How to complete this task — A word-for-word copy of the records that follow is needed, with every picture omitted.

===== Provided data =====

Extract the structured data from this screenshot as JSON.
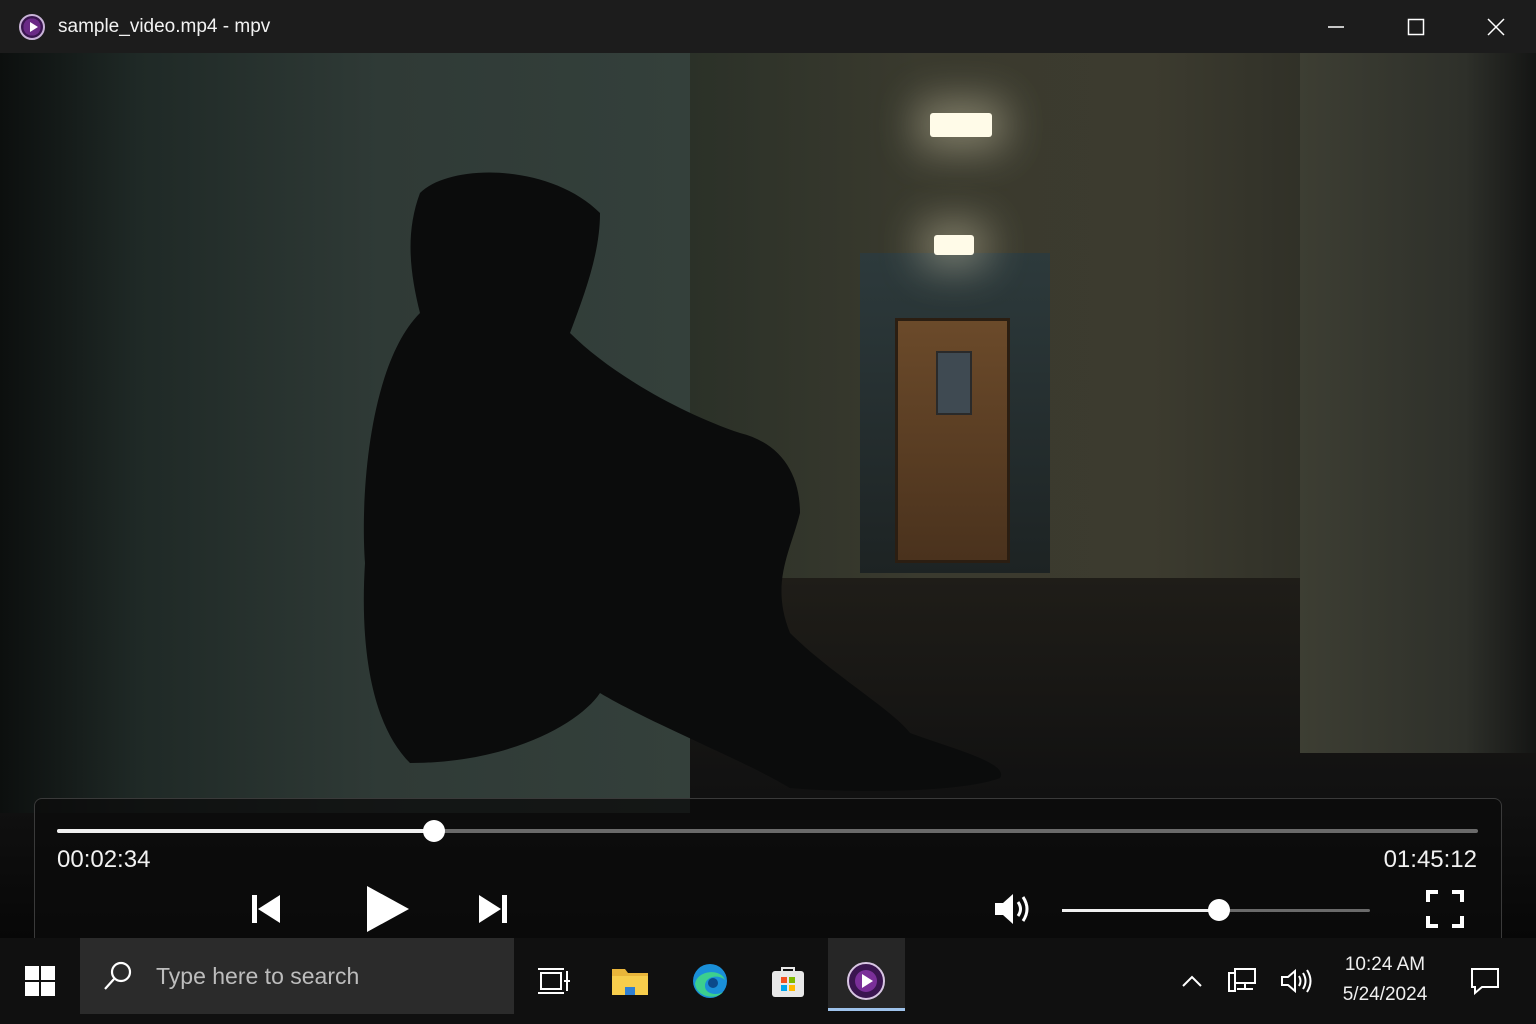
{
  "window": {
    "title": "sample_video.mp4 - mpv",
    "app_icon": "mpv-icon",
    "controls": [
      "minimize-icon",
      "maximize-icon",
      "close-icon"
    ]
  },
  "player": {
    "current_time": "00:02:34",
    "duration": "01:45:12",
    "seek_progress": 0.265,
    "volume_level": 0.51,
    "buttons": {
      "previous": "skip-previous-icon",
      "play": "play-icon",
      "next": "skip-next-icon",
      "volume": "volume-icon",
      "fullscreen": "fullscreen-icon"
    }
  },
  "taskbar": {
    "start": "windows-start-icon",
    "search_placeholder": "Type here to search",
    "apps": [
      "task-view-icon",
      "file-explorer-icon",
      "edge-icon",
      "store-icon",
      "mpv-icon"
    ],
    "tray": [
      "chevron-up-icon",
      "network-icon",
      "volume-icon"
    ],
    "time": "10:24 AM",
    "date": "5/24/2024",
    "notifications": "notification-icon"
  },
  "colors": {
    "titlebar": "#1c1c1c",
    "taskbar": "#101010",
    "accent": "#9ec2ea",
    "mpv_purple": "#6a2a86"
  }
}
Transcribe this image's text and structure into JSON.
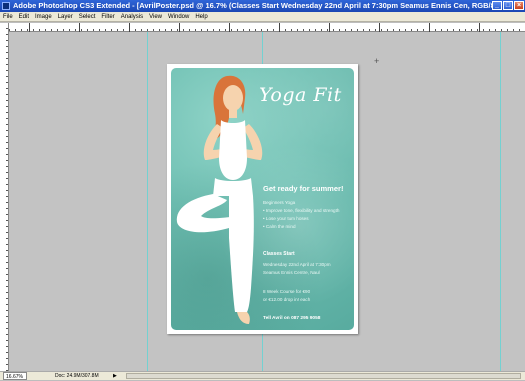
{
  "window": {
    "title": "Adobe Photoshop CS3 Extended - [AvrilPoster.psd @ 16.7% (Classes Start  Wednesday 22nd April at 7:30pm  Seamus Ennis Cen, RGB/8)]",
    "buttons": {
      "minimize": "_",
      "maximize": "□",
      "close": "×"
    }
  },
  "menu": {
    "items": [
      "File",
      "Edit",
      "Image",
      "Layer",
      "Select",
      "Filter",
      "Analysis",
      "View",
      "Window",
      "Help"
    ]
  },
  "poster": {
    "title": "Yoga Fit",
    "headline": "Get ready for summer!",
    "bullets": [
      "Beginners Yoga",
      "• Improve tone, flexibility and strength",
      "• Lose your tum hoses",
      "• Calm the mind"
    ],
    "subheading": "Classes Start",
    "details": [
      "Wednesday 22nd April at 7:30pm",
      "Seamus Ennis Centre, Naul"
    ],
    "course": [
      "8 Week Course for €90",
      "or €12.00 drop in! each"
    ],
    "contact": "Tell Avril on 087 295 9058",
    "colors": {
      "background": "#6fc0b3",
      "text": "#ffffff",
      "hair": "#d9743a"
    }
  },
  "status": {
    "zoom": "16.67%",
    "doc": "Doc: 24.9M/307.8M",
    "arrow": "▶"
  }
}
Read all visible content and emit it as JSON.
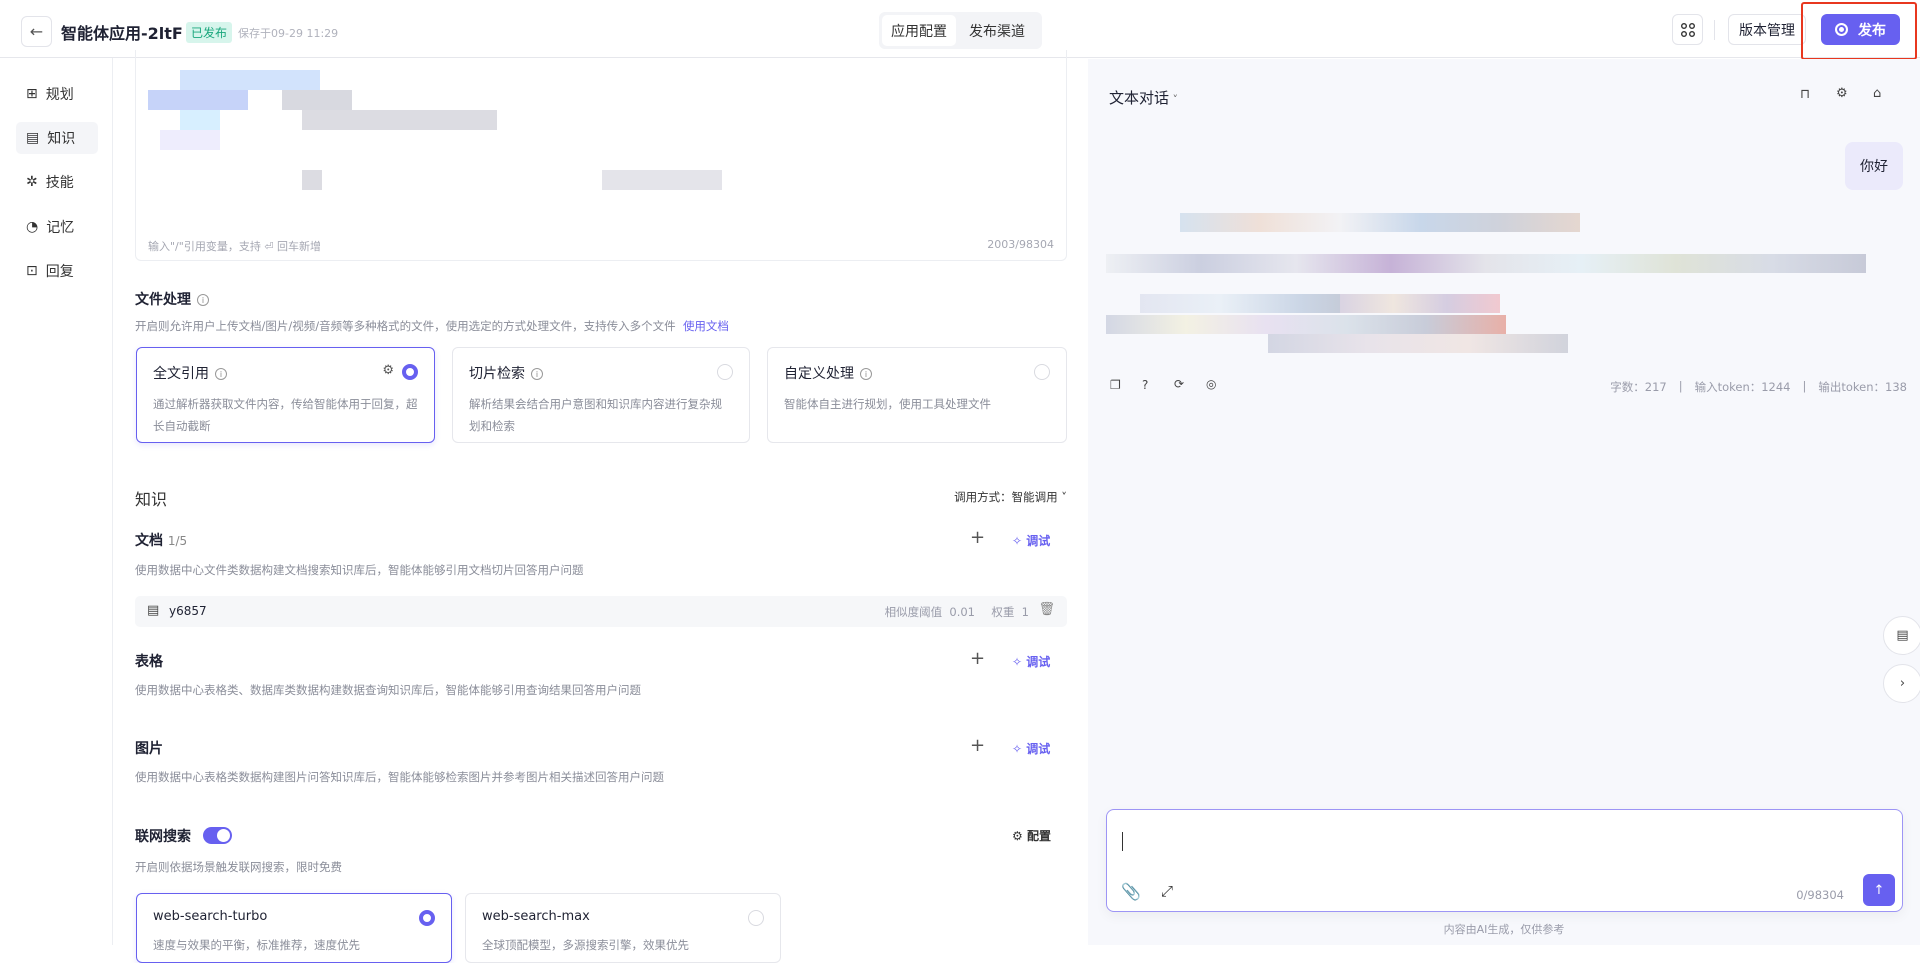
{
  "header": {
    "title": "智能体应用-2ltF",
    "status": "已发布",
    "saved": "保存于09-29 11:29",
    "tabs": [
      "应用配置",
      "发布渠道"
    ],
    "version_label": "版本管理",
    "publish_label": "发布"
  },
  "sidebar": {
    "items": [
      "规划",
      "知识",
      "技能",
      "记忆",
      "回复"
    ],
    "active": 1
  },
  "prompt": {
    "hint_prefix": "输入\"/\"引用变量，支持",
    "hint_suffix": "回车新增",
    "count": "2003/98304"
  },
  "file": {
    "title": "文件处理",
    "desc": "开启则允许用户上传文档/图片/视频/音频等多种格式的文件，使用选定的方式处理文件，支持传入多个文件",
    "doc_link": "使用文档",
    "options": [
      {
        "title": "全文引用",
        "desc": "通过解析器获取文件内容，传给智能体用于回复，超长自动截断",
        "selected": true
      },
      {
        "title": "切片检索",
        "desc": "解析结果会结合用户意图和知识库内容进行复杂规划和检索",
        "selected": false
      },
      {
        "title": "自定义处理",
        "desc": "智能体自主进行规划，使用工具处理文件",
        "selected": false
      }
    ]
  },
  "knowledge": {
    "title": "知识",
    "mode_label": "调用方式：",
    "mode_value": "智能调用",
    "add": "+",
    "debug": "调试",
    "doc": {
      "title": "文档",
      "count": "1/5",
      "desc": "使用数据中心文件类数据构建文档搜索知识库后，智能体能够引用文档切片回答用户问题",
      "item": {
        "name": "y6857",
        "threshold_label": "相似度阈值",
        "threshold": "0.01",
        "weight_label": "权重",
        "weight": "1"
      }
    },
    "table": {
      "title": "表格",
      "desc": "使用数据中心表格类、数据库类数据构建数据查询知识库后，智能体能够引用查询结果回答用户问题"
    },
    "image": {
      "title": "图片",
      "desc": "使用数据中心表格类数据构建图片问答知识库后，智能体能够检索图片并参考图片相关描述回答用户问题"
    }
  },
  "web": {
    "title": "联网搜索",
    "enabled": true,
    "config": "配置",
    "desc": "开启则依据场景触发联网搜索，限时免费",
    "options": [
      {
        "title": "web-search-turbo",
        "desc": "速度与效果的平衡，标准推荐，速度优先",
        "selected": true
      },
      {
        "title": "web-search-max",
        "desc": "全球顶配模型，多源搜索引擎，效果优先",
        "selected": false
      }
    ]
  },
  "chat": {
    "mode": "文本对话",
    "user_msg": "你好",
    "stats": {
      "chars": "字数：217",
      "input": "输入token：1244",
      "output": "输出token：138"
    },
    "input_count": "0/98304",
    "disclaimer": "内容由AI生成，仅供参考"
  },
  "colors": {
    "accent": "#6760f0",
    "published": "#1aa77d",
    "highlight": "#e8371f"
  }
}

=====

Response box —
Extract the structured data from this screenshot as JSON.
{
  "window": {
    "title": "sample_video.mp4 - mpv",
    "app_icon": "mpv-icon",
    "controls": [
      "minimize-icon",
      "maximize-icon",
      "close-icon"
    ]
  },
  "player": {
    "current_time": "00:02:34",
    "duration": "01:45:12",
    "seek_progress": 0.265,
    "volume_level": 0.51,
    "buttons": {
      "previous": "skip-previous-icon",
      "play": "play-icon",
      "next": "skip-next-icon",
      "volume": "volume-icon",
      "fullscreen": "fullscreen-icon"
    }
  },
  "taskbar": {
    "start": "windows-start-icon",
    "search_placeholder": "Type here to search",
    "apps": [
      "task-view-icon",
      "file-explorer-icon",
      "edge-icon",
      "store-icon",
      "mpv-icon"
    ],
    "tray": [
      "chevron-up-icon",
      "network-icon",
      "volume-icon"
    ],
    "time": "10:24 AM",
    "date": "5/24/2024",
    "notifications": "notification-icon"
  },
  "colors": {
    "titlebar": "#1c1c1c",
    "taskbar": "#101010",
    "accent": "#9ec2ea",
    "mpv_purple": "#6a2a86"
  }
}
Transcribe this image's text and structure into JSON.
{
  "window": {
    "title": "Adobe Photoshop CS3 Extended - [AvrilPoster.psd @ 16.7% (Classes Start  Wednesday 22nd April at 7:30pm  Seamus Ennis Cen, RGB/8)]",
    "buttons": {
      "minimize": "_",
      "maximize": "□",
      "close": "×"
    }
  },
  "menu": {
    "items": [
      "File",
      "Edit",
      "Image",
      "Layer",
      "Select",
      "Filter",
      "Analysis",
      "View",
      "Window",
      "Help"
    ]
  },
  "poster": {
    "title": "Yoga Fit",
    "headline": "Get ready for summer!",
    "bullets": [
      "Beginners Yoga",
      "• Improve tone, flexibility and strength",
      "• Lose your tum hoses",
      "• Calm the mind"
    ],
    "subheading": "Classes Start",
    "details": [
      "Wednesday 22nd April at 7:30pm",
      "Seamus Ennis Centre, Naul"
    ],
    "course": [
      "8 Week Course for €90",
      "or €12.00 drop in! each"
    ],
    "contact": "Tell Avril on 087 295 9058",
    "colors": {
      "background": "#6fc0b3",
      "text": "#ffffff",
      "hair": "#d9743a"
    }
  },
  "status": {
    "zoom": "16.67%",
    "doc": "Doc: 24.9M/307.8M",
    "arrow": "▶"
  }
}
Read all visible content and emit it as JSON.
{
  "header": {
    "title": "智能体应用-2ltF",
    "status": "已发布",
    "saved": "保存于09-29 11:29",
    "tabs": [
      "应用配置",
      "发布渠道"
    ],
    "version_label": "版本管理",
    "publish_label": "发布"
  },
  "sidebar": {
    "items": [
      "规划",
      "知识",
      "技能",
      "记忆",
      "回复"
    ],
    "active": 1
  },
  "prompt": {
    "hint_prefix": "输入\"/\"引用变量，支持",
    "hint_suffix": "回车新增",
    "count": "2003/98304"
  },
  "file": {
    "title": "文件处理",
    "desc": "开启则允许用户上传文档/图片/视频/音频等多种格式的文件，使用选定的方式处理文件，支持传入多个文件",
    "doc_link": "使用文档",
    "options": [
      {
        "title": "全文引用",
        "desc": "通过解析器获取文件内容，传给智能体用于回复，超长自动截断",
        "selected": true
      },
      {
        "title": "切片检索",
        "desc": "解析结果会结合用户意图和知识库内容进行复杂规划和检索",
        "selected": false
      },
      {
        "title": "自定义处理",
        "desc": "智能体自主进行规划，使用工具处理文件",
        "selected": false
      }
    ]
  },
  "knowledge": {
    "title": "知识",
    "mode_label": "调用方式：",
    "mode_value": "智能调用",
    "add": "+",
    "debug": "调试",
    "doc": {
      "title": "文档",
      "count": "1/5",
      "desc": "使用数据中心文件类数据构建文档搜索知识库后，智能体能够引用文档切片回答用户问题",
      "item": {
        "name": "y6857",
        "threshold_label": "相似度阈值",
        "threshold": "0.01",
        "weight_label": "权重",
        "weight": "1"
      }
    },
    "table": {
      "title": "表格",
      "desc": "使用数据中心表格类、数据库类数据构建数据查询知识库后，智能体能够引用查询结果回答用户问题"
    },
    "image": {
      "title": "图片",
      "desc": "使用数据中心表格类数据构建图片问答知识库后，智能体能够检索图片并参考图片相关描述回答用户问题"
    }
  },
  "web": {
    "title": "联网搜索",
    "enabled": true,
    "config": "配置",
    "desc": "开启则依据场景触发联网搜索，限时免费",
    "options": [
      {
        "title": "web-search-turbo",
        "desc": "速度与效果的平衡，标准推荐，速度优先",
        "selected": true
      },
      {
        "title": "web-search-max",
        "desc": "全球顶配模型，多源搜索引擎，效果优先",
        "selected": false
      }
    ]
  },
  "chat": {
    "mode": "文本对话",
    "user_msg": "你好",
    "stats": {
      "chars": "字数：217",
      "input": "输入token：1244",
      "output": "输出token：138"
    },
    "input_count": "0/98304",
    "disclaimer": "内容由AI生成，仅供参考"
  },
  "colors": {
    "accent": "#6760f0",
    "published": "#1aa77d",
    "highlight": "#e8371f"
  }
}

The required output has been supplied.